Other common causes of ascites include the following: bile leaking into the abdomenblood or fluid leaking from the blood vessels into the abdomencancercertain kidney conditionscongestive heart failure, a condition in which the weakened heart fails to pump blood effectivelyconstrictive pericarditis, which is a tightening of the lining around the heartgastrointestinal diseases that cause a loss of protein, such as inflammatory bowel diseaseinflammation of the lining of the abdomen, known as peritonitisobstruction in the inferior vena cava, one of the largest veins in the bodypancreatic fluid leaking into the abdomensevere malnutritiontuberculosis that has infected the peritoneumtumors on the lining of the abdomen

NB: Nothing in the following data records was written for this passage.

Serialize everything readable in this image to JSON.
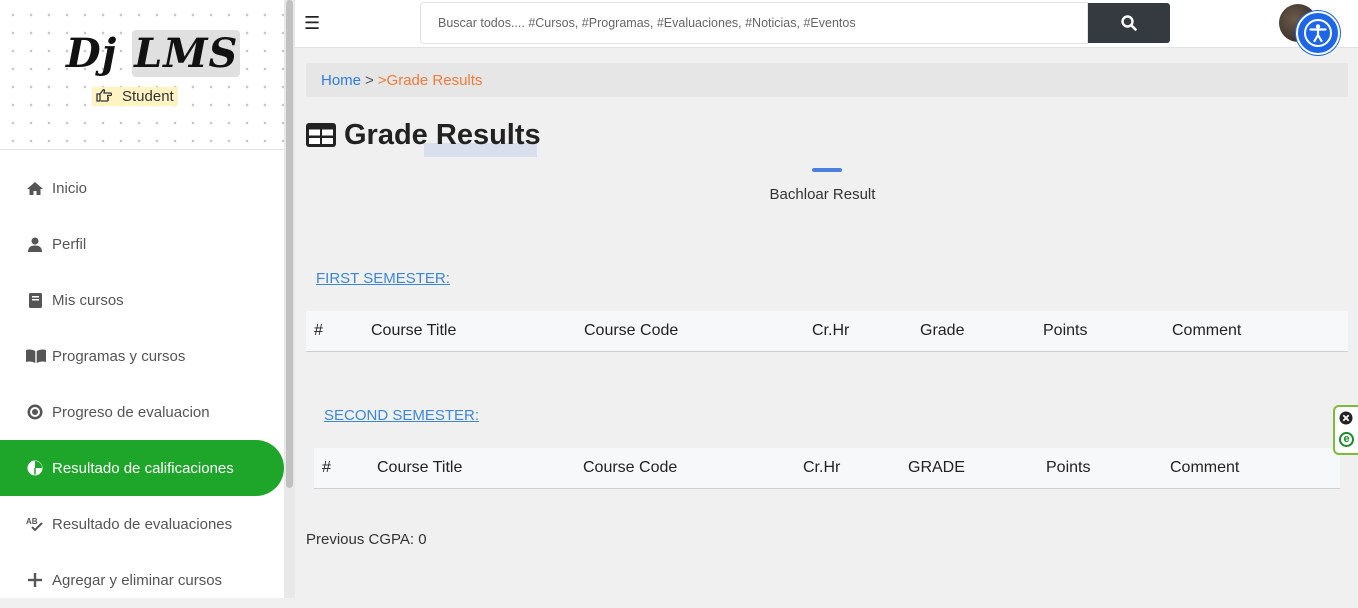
{
  "sidebar": {
    "logo_prefix": "Dj",
    "logo_main": "LMS",
    "role": "Student",
    "items": [
      {
        "label": "Inicio",
        "icon": "home-icon"
      },
      {
        "label": "Perfil",
        "icon": "user-icon"
      },
      {
        "label": "Mis cursos",
        "icon": "book-icon"
      },
      {
        "label": "Programas y cursos",
        "icon": "book-open-icon"
      },
      {
        "label": "Progreso de evaluacion",
        "icon": "target-icon"
      },
      {
        "label": "Resultado de calificaciones",
        "icon": "pie-chart-icon",
        "active": true
      },
      {
        "label": "Resultado de evaluaciones",
        "icon": "spell-check-icon"
      },
      {
        "label": "Agregar y eliminar cursos",
        "icon": "plus-icon"
      }
    ]
  },
  "topbar": {
    "menu_icon": "☰",
    "search_placeholder": "Buscar todos.... #Cursos, #Programas, #Evaluaciones, #Noticias, #Eventos"
  },
  "breadcrumb": {
    "home": "Home",
    "separator": ">",
    "current": ">Grade Results"
  },
  "page": {
    "title": "Grade Results",
    "subtitle": "Bachloar Result",
    "first_semester": {
      "label": "FIRST SEMESTER:",
      "headers": [
        "#",
        "Course Title",
        "Course Code",
        "Cr.Hr",
        "Grade",
        "Points",
        "Comment"
      ],
      "rows": []
    },
    "second_semester": {
      "label": "SECOND SEMESTER:",
      "headers": [
        "#",
        "Course Title",
        "Course Code",
        "Cr.Hr",
        "GRADE",
        "Points",
        "Comment"
      ],
      "rows": []
    },
    "cgpa_label": "Previous CGPA: 0"
  },
  "colors": {
    "active_menu": "#1ea62a",
    "link": "#2d7be5",
    "breadcrumb_current": "#f07b3a",
    "search_button": "#343a40",
    "accessibility": "#1e66e8"
  }
}
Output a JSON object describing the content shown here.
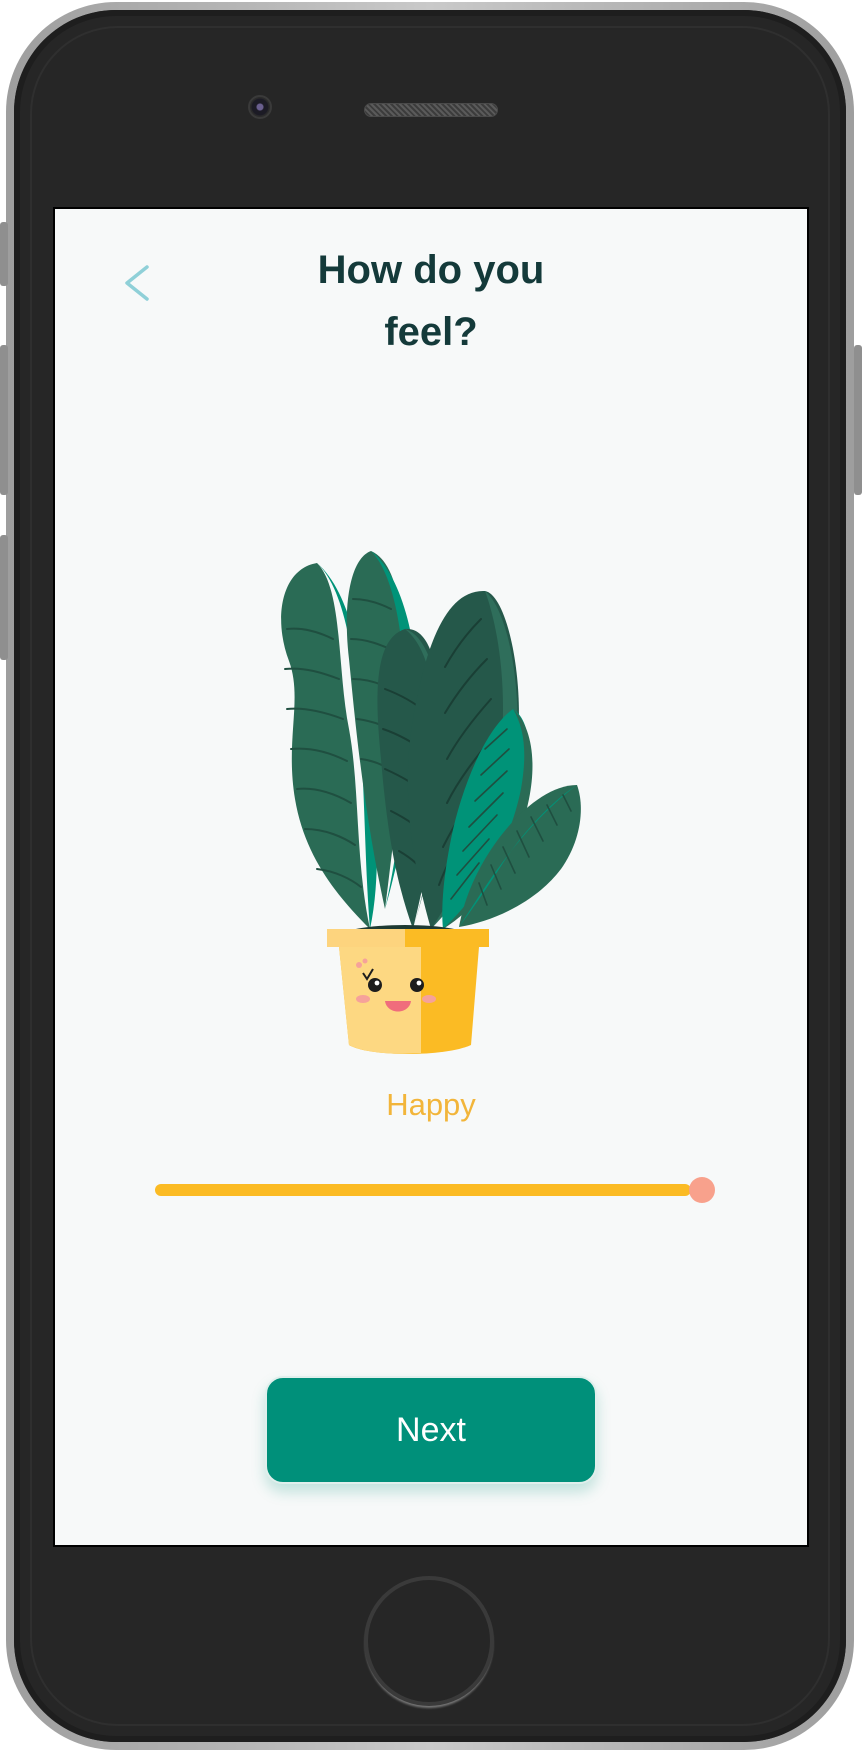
{
  "header": {
    "back_icon": "chevron-left-icon",
    "title_line1": "How do you",
    "title_line2": "feel?"
  },
  "illustration": {
    "icon": "smiling-potted-plant-illustration"
  },
  "mood": {
    "label": "Happy",
    "slider_value": 1.0
  },
  "actions": {
    "next_label": "Next"
  },
  "colors": {
    "title": "#143a3a",
    "accent_teal": "#00907a",
    "mood_text": "#f2b53a",
    "slider_track": "#fbbb24",
    "slider_thumb": "#f8a18c",
    "back_icon": "#8fd0d8"
  }
}
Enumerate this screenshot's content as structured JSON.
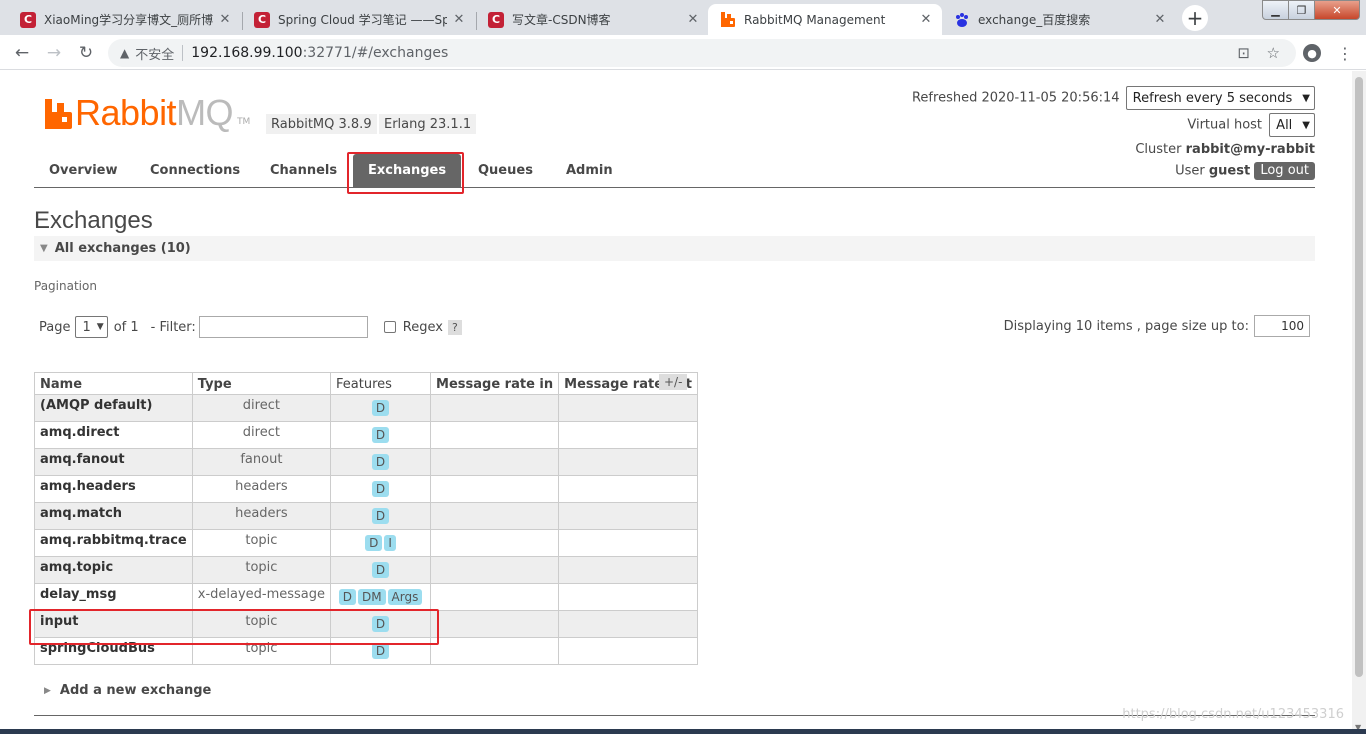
{
  "browser": {
    "tabs": [
      {
        "title": "XiaoMing学习分享博文_厕所博",
        "favicon": "csdn-icon",
        "active": false
      },
      {
        "title": "Spring Cloud 学习笔记 ——Sp",
        "favicon": "csdn-icon",
        "active": false
      },
      {
        "title": "写文章-CSDN博客",
        "favicon": "csdn-icon",
        "active": false
      },
      {
        "title": "RabbitMQ Management",
        "favicon": "rabbitmq-icon",
        "active": true
      },
      {
        "title": "exchange_百度搜索",
        "favicon": "baidu-icon",
        "active": false
      }
    ],
    "new_tab": "+",
    "address": {
      "warning": "不安全",
      "host": "192.168.99.100",
      "path": ":32771/#/exchanges"
    },
    "csdn_glyph": "C"
  },
  "header": {
    "logo_rabbit": "Rabbit",
    "logo_mq": "MQ",
    "logo_tm": "TM",
    "version": "RabbitMQ 3.8.9",
    "erlang": "Erlang 23.1.1",
    "refreshed_label": "Refreshed 2020-11-05 20:56:14",
    "refresh_select": "Refresh every 5 seconds",
    "vhost_label": "Virtual host",
    "vhost_select": "All",
    "cluster_label": "Cluster",
    "cluster_value": "rabbit@my-rabbit",
    "user_label": "User",
    "user_value": "guest",
    "logout": "Log out"
  },
  "nav": {
    "items": [
      "Overview",
      "Connections",
      "Channels",
      "Exchanges",
      "Queues",
      "Admin"
    ],
    "selected": "Exchanges"
  },
  "main": {
    "title": "Exchanges",
    "section": "All exchanges (10)",
    "pagination_label": "Pagination",
    "page_label": "Page",
    "page_select": "1",
    "of_label": "of 1",
    "filter_label": "- Filter:",
    "regex_label": "Regex",
    "help": "?",
    "displaying": "Displaying 10 items , page size up to:",
    "page_size": "100",
    "columns": [
      "Name",
      "Type",
      "Features",
      "Message rate in",
      "Message rate out"
    ],
    "plusminus": "+/-",
    "rows": [
      {
        "name": "(AMQP default)",
        "type": "direct",
        "features": [
          "D"
        ]
      },
      {
        "name": "amq.direct",
        "type": "direct",
        "features": [
          "D"
        ]
      },
      {
        "name": "amq.fanout",
        "type": "fanout",
        "features": [
          "D"
        ]
      },
      {
        "name": "amq.headers",
        "type": "headers",
        "features": [
          "D"
        ]
      },
      {
        "name": "amq.match",
        "type": "headers",
        "features": [
          "D"
        ]
      },
      {
        "name": "amq.rabbitmq.trace",
        "type": "topic",
        "features": [
          "D",
          "I"
        ]
      },
      {
        "name": "amq.topic",
        "type": "topic",
        "features": [
          "D"
        ]
      },
      {
        "name": "delay_msg",
        "type": "x-delayed-message",
        "features": [
          "D",
          "DM",
          "Args"
        ]
      },
      {
        "name": "input",
        "type": "topic",
        "features": [
          "D"
        ]
      },
      {
        "name": "springCloudBus",
        "type": "topic",
        "features": [
          "D"
        ]
      }
    ],
    "add_new": "Add a new exchange"
  },
  "watermark": "https://blog.csdn.net/u123453316",
  "colors": {
    "brand": "#ff6600",
    "nav_selected": "#666666",
    "feature_badge": "#9cddef",
    "highlight_box": "#e2252b"
  }
}
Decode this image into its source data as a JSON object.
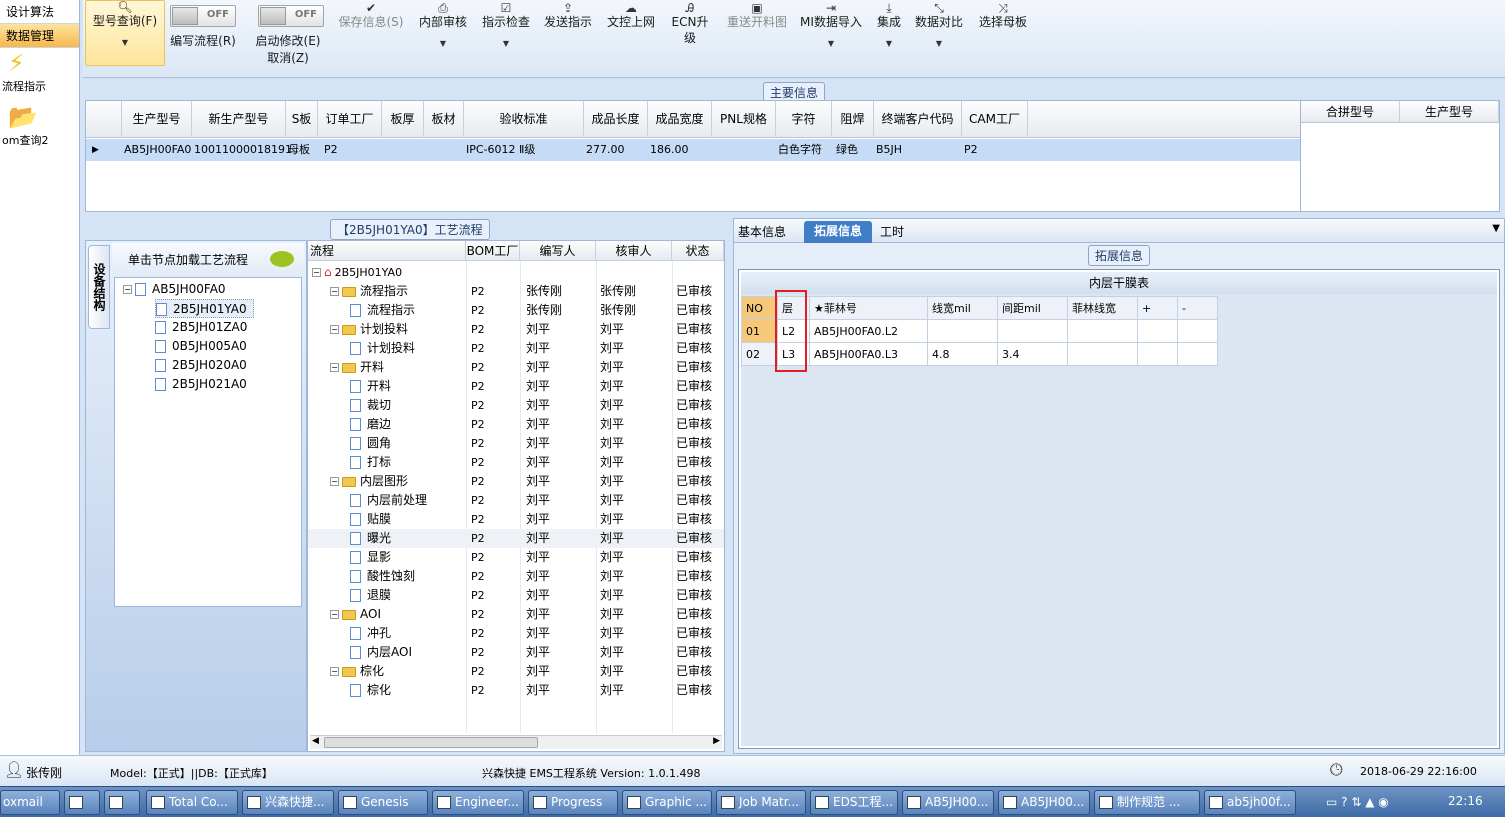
{
  "left_nav": {
    "tab1": "设计算法",
    "tab2": "数据管理",
    "item1": "流程指示",
    "item2": "om查询2"
  },
  "toolbar": {
    "btn_query": "型号查询(F)",
    "btn_edit_flow": "编写流程(R)",
    "btn_start_modify": "启动修改(E)",
    "btn_cancel": "取消(Z)",
    "toggle_off": "OFF",
    "btn_save": "保存信息(S)",
    "btn_internal_audit": "内部审核",
    "btn_instr_check": "指示检查",
    "btn_send": "发送指示",
    "btn_upload": "文控上网",
    "btn_ecn": "ECN升级",
    "btn_resend": "重送开料图",
    "btn_mi_import": "MI数据导入",
    "btn_integrate": "集成",
    "btn_compare": "数据对比",
    "btn_select_mother": "选择母板"
  },
  "main_info": {
    "title": "主要信息",
    "headers": [
      "生产型号",
      "新生产型号",
      "S板",
      "订单工厂",
      "板厚",
      "板材",
      "验收标准",
      "成品长度",
      "成品宽度",
      "PNL规格",
      "字符",
      "阻焊",
      "终端客户代码",
      "CAM工厂"
    ],
    "row": [
      "AB5JH00FA0",
      "10011000018191",
      "母板",
      "P2",
      "",
      "",
      "IPC-6012 Ⅱ级",
      "277.00",
      "186.00",
      "",
      "白色字符",
      "绿色",
      "B5JH",
      "P2"
    ],
    "side_headers": [
      "合拼型号",
      "生产型号"
    ]
  },
  "left_tree": {
    "vertical_tab": "设备结构",
    "load_hint": "单击节点加载工艺流程",
    "root": "AB5JH00FA0",
    "children": [
      "2B5JH01YA0",
      "2B5JH01ZA0",
      "0B5JH005A0",
      "2B5JH020A0",
      "2B5JH021A0"
    ]
  },
  "process": {
    "title": "【2B5JH01YA0】工艺流程",
    "headers": [
      "流程",
      "BOM工厂",
      "编写人",
      "核审人",
      "状态"
    ],
    "root": "2B5JH01YA0",
    "rows": [
      {
        "name": "流程指示",
        "level": 1,
        "bom": "P2",
        "writer": "张传刚",
        "reviewer": "张传刚",
        "status": "已审核"
      },
      {
        "name": "流程指示",
        "level": 2,
        "bom": "P2",
        "writer": "张传刚",
        "reviewer": "张传刚",
        "status": "已审核"
      },
      {
        "name": "计划投料",
        "level": 1,
        "bom": "P2",
        "writer": "刘平",
        "reviewer": "刘平",
        "status": "已审核"
      },
      {
        "name": "计划投料",
        "level": 2,
        "bom": "P2",
        "writer": "刘平",
        "reviewer": "刘平",
        "status": "已审核"
      },
      {
        "name": "开料",
        "level": 1,
        "bom": "P2",
        "writer": "刘平",
        "reviewer": "刘平",
        "status": "已审核"
      },
      {
        "name": "开料",
        "level": 2,
        "bom": "P2",
        "writer": "刘平",
        "reviewer": "刘平",
        "status": "已审核"
      },
      {
        "name": "裁切",
        "level": 2,
        "bom": "P2",
        "writer": "刘平",
        "reviewer": "刘平",
        "status": "已审核"
      },
      {
        "name": "磨边",
        "level": 2,
        "bom": "P2",
        "writer": "刘平",
        "reviewer": "刘平",
        "status": "已审核"
      },
      {
        "name": "圆角",
        "level": 2,
        "bom": "P2",
        "writer": "刘平",
        "reviewer": "刘平",
        "status": "已审核"
      },
      {
        "name": "打标",
        "level": 2,
        "bom": "P2",
        "writer": "刘平",
        "reviewer": "刘平",
        "status": "已审核"
      },
      {
        "name": "内层图形",
        "level": 1,
        "bom": "P2",
        "writer": "刘平",
        "reviewer": "刘平",
        "status": "已审核"
      },
      {
        "name": "内层前处理",
        "level": 2,
        "bom": "P2",
        "writer": "刘平",
        "reviewer": "刘平",
        "status": "已审核"
      },
      {
        "name": "贴膜",
        "level": 2,
        "bom": "P2",
        "writer": "刘平",
        "reviewer": "刘平",
        "status": "已审核"
      },
      {
        "name": "曝光",
        "level": 2,
        "bom": "P2",
        "writer": "刘平",
        "reviewer": "刘平",
        "status": "已审核"
      },
      {
        "name": "显影",
        "level": 2,
        "bom": "P2",
        "writer": "刘平",
        "reviewer": "刘平",
        "status": "已审核"
      },
      {
        "name": "酸性蚀刻",
        "level": 2,
        "bom": "P2",
        "writer": "刘平",
        "reviewer": "刘平",
        "status": "已审核"
      },
      {
        "name": "退膜",
        "level": 2,
        "bom": "P2",
        "writer": "刘平",
        "reviewer": "刘平",
        "status": "已审核"
      },
      {
        "name": "AOI",
        "level": 1,
        "bom": "P2",
        "writer": "刘平",
        "reviewer": "刘平",
        "status": "已审核"
      },
      {
        "name": "冲孔",
        "level": 2,
        "bom": "P2",
        "writer": "刘平",
        "reviewer": "刘平",
        "status": "已审核"
      },
      {
        "name": "内层AOI",
        "level": 2,
        "bom": "P2",
        "writer": "刘平",
        "reviewer": "刘平",
        "status": "已审核"
      },
      {
        "name": "棕化",
        "level": 1,
        "bom": "P2",
        "writer": "刘平",
        "reviewer": "刘平",
        "status": "已审核"
      },
      {
        "name": "棕化",
        "level": 2,
        "bom": "P2",
        "writer": "刘平",
        "reviewer": "刘平",
        "status": "已审核"
      }
    ]
  },
  "right": {
    "tabs": [
      "基本信息",
      "拓展信息",
      "工时"
    ],
    "group_title": "拓展信息",
    "table_title": "内层干膜表",
    "headers": [
      "NO",
      "层",
      "★菲林号",
      "线宽mil",
      "间距mil",
      "菲林线宽",
      "+",
      "-"
    ],
    "rows": [
      [
        "01",
        "L2",
        "AB5JH00FA0.L2",
        "",
        "",
        "",
        "",
        ""
      ],
      [
        "02",
        "L3",
        "AB5JH00FA0.L3",
        "4.8",
        "3.4",
        "",
        "",
        ""
      ]
    ]
  },
  "status": {
    "user": "张传刚",
    "model": "Model:【正式】||DB:【正式库】",
    "system": "兴森快捷  EMS工程系统  Version: 1.0.1.498",
    "datetime": "2018-06-29 22:16:00"
  },
  "taskbar": {
    "start": "oxmail",
    "tasks": [
      "Total Co...",
      "兴森快捷...",
      "Genesis",
      "Engineer...",
      "Progress",
      "Graphic ...",
      "Job Matr...",
      "EDS工程...",
      "AB5JH00...",
      "AB5JH00...",
      "制作规范 ...",
      "ab5jh00f..."
    ],
    "clock": "22:16"
  }
}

Some cases of ascites can be prevented. For example, alcoholic cirrhosis can be prevented by avoiding excessive drinking of alcohol. Effective treatment of congestive heart failure can prevent ascites from that cause.
The diagnosis of ascites begins with a medical history and physical exam. The healthcare provider may be able to detect fluid in the abdomen. Special X-ray tests, such as an ultrasound or CT scan, are also commonly used to diagnose ascites and help determine the cause.
A diagnostic test, called paracentesis involves the insertion of a needle through the skin and into the abdominal cavity. The needle is used to withdraw fluid. Testing the fluid helps to determine the cause of the ascites. For example, an elevated white blood cell count, or WBC, may indicate an infection.
Long-term effects of ascites can include the following: difficulty breathingdifficulty walking and performing daily activitiesgastrointestinal problemsheart failurekidney failureinfection of the ascites fluidmalnutritionsleep disorders
Ascites is not contagious and poses no risk to others.
Treatment of ascites includes treatment of the underlying disorder. Some of the general treatment guidelines followed for ascites itself are as follows: bed rest to improve kidney functiona diet limited to 2 grams of sodium a dayfluid restricted to 1 liter a dayhospitalization to monitor the daily weight and salt balance
Diuretics, also called water pills, may also be used to treat ascites. These medications help the body excrete extra water through the kidneys. Common diuretics include spironolactone (i.e., Aldactone), amiloride (i.e., Midamor), and triamterene (i.e., Dtrebuyn(. If these are not effective, other diuretics may be used, including furosemide (i.e., Lasix), hydrocholorothiazide (HCTZ, i.e., Esidrix, HydroDiuril, Microzide, Oretic), and ethacrynic acid (i.e., Edecrin).
Some people with massive ascites may need a paracentesis to remove excess fluid. A needle is inserted into the abdominal cavity, and extra fluid is drained out.
Most people respond to these measures. About 10% to 15% are resistant and require other methods to control the ascites.
Other individuals may need a transjugular intrahepatic portosystemic shunt, also called TIPS. This is a mesh catheter tube that is passed through the skin of the neck and into the jugular vein. The catheter is then advanced into the liver. It is pushed into the portal vein, which drains into the liver. The shunt reduces pressure and ascites formation. In some cases, depending on the underlying cause, a liver transplant may be needed
Side effects of diuretics can include the following: dehydrationhigh or low potassium levels in the bloodkidney failure
Removal of large volumes of fluid using paracentesis may cause the following conditions: decreased kidney functionlow blood pressure, called hypotensionshock
Some of the side effects that shunting procedures can cause include: abnormal blood clotting that may result in bleedingchange in mental functioning or level of consciousnessclotting of the shuntinfection
In most cases, treatment of ascites is lifelong.
Ascites is monitored with lab tests and regular visits to the healthcare provider. Any new or worsening symptoms should be reported to the provider.